It was only in mid-June that Quaker Foods North America announced its iconic Aunt Jemima brand was rooted in racial stereotyping and that it would “cancel” the name, and the image representing it – that of a black woman.
And it was only after social media users started calling out the brand and the company that Quaker decided on the move – all at the height of racial and social tensions in the US at the time.
Yet only a short time later, the very mention of “Aunt Jemima” has already come to be considered as shocking and saddening shorthand for racist – and sexist – abuse.
The culprit, as identified by users on social networks and some town councilors, is Luray, Virginia, Mayor Barry Presgraves, whose Facebook joke suggested that Aunt Jemima was leaving the pancake business to join Joe Biden's Presidential campaign.
Posting on Facebook Presgraves wrote, “Joe Biden just announced Aunt Jemima as his VP pick.”
Whether Presgraves meant to be funny when he in this way commented on the possibility of Biden making a black woman his running mate in the November presidential election remains to be clarified – because the mayor seems to have been forced into hiding after facing an avalanche of criticism online, including calls for his resignation.
The post has been deleted, and the mayor is currently unavailable for comment.
Given Biden's age and cognitive ability, which is suspected by many to be questionable, it's hardly surprising that his choice of candidate for vice president is garnering a huge amount of interest and commentary – but the way the mayor of this small Virginia town has expressed it has been “ruled” impermissible.
Luray Council member Jerry Dofflemyer is the one who described himself as “saddened, disappointed and shocked” by Presgraves' post.
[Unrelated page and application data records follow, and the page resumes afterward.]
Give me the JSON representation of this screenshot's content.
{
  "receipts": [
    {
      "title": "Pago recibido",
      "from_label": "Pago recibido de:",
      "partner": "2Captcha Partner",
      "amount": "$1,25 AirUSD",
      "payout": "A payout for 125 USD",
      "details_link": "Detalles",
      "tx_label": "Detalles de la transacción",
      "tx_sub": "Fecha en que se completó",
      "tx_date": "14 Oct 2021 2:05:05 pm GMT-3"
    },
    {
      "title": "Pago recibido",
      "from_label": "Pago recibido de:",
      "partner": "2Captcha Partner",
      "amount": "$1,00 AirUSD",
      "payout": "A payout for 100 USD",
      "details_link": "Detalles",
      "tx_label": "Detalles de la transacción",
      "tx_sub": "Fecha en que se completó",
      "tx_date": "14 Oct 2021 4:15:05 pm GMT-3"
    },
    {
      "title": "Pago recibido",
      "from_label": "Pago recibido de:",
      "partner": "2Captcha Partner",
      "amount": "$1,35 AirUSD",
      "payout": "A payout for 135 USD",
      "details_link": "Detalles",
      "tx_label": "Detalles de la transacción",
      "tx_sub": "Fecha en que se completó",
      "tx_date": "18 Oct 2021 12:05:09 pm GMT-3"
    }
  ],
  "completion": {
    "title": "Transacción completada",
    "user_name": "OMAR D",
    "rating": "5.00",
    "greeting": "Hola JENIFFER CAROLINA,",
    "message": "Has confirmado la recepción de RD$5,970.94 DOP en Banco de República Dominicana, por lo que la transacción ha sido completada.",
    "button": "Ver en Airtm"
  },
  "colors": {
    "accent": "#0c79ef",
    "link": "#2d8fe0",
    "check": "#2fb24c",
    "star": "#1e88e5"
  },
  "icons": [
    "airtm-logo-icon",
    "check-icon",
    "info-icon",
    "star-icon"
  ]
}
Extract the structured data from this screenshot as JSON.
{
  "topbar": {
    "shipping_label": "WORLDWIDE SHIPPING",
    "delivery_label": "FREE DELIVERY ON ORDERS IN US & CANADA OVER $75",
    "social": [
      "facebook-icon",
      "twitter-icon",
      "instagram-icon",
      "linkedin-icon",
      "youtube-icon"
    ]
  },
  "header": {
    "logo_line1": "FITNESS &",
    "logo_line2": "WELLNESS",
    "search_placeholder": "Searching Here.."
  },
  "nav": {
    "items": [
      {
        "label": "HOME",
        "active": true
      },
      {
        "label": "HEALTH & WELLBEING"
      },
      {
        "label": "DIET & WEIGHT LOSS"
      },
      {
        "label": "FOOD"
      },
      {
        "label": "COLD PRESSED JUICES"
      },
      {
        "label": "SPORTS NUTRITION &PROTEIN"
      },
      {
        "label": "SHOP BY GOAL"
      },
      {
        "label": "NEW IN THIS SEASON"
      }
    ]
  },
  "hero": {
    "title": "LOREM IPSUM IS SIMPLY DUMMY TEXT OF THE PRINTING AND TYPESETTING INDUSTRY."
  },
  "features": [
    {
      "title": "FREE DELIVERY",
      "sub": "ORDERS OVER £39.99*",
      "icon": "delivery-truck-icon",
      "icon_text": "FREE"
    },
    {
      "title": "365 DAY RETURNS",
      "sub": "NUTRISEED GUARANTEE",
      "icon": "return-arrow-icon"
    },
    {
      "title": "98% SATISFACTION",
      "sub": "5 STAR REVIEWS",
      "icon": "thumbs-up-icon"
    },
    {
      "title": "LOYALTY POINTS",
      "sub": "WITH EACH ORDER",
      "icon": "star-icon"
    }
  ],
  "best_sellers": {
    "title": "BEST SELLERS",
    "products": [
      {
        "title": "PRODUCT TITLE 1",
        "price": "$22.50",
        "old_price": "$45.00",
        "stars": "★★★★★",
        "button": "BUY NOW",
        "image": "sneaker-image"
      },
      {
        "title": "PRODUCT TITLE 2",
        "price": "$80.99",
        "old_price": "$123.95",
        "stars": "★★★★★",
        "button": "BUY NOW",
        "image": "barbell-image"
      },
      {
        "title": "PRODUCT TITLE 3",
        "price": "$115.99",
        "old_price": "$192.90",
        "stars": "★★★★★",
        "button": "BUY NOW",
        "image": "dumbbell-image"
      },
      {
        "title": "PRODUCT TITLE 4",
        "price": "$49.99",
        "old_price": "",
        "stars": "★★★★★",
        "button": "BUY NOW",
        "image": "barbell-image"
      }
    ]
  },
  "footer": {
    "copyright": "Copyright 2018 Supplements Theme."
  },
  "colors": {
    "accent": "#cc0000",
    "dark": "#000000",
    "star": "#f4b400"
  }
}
Another councilor, Jerry Schiro, said that all “racial” comments are now inappropriate in America, because of “the heightened sensitivity to racism.” He also made sure to distanced himself and the council from the mayor, no doubt aware of the rise of social media-driven cancel culture, even over bad jokes.
Council member Joseph Sours, however, would like to give Presgraves another chance – once the mayor has apologized.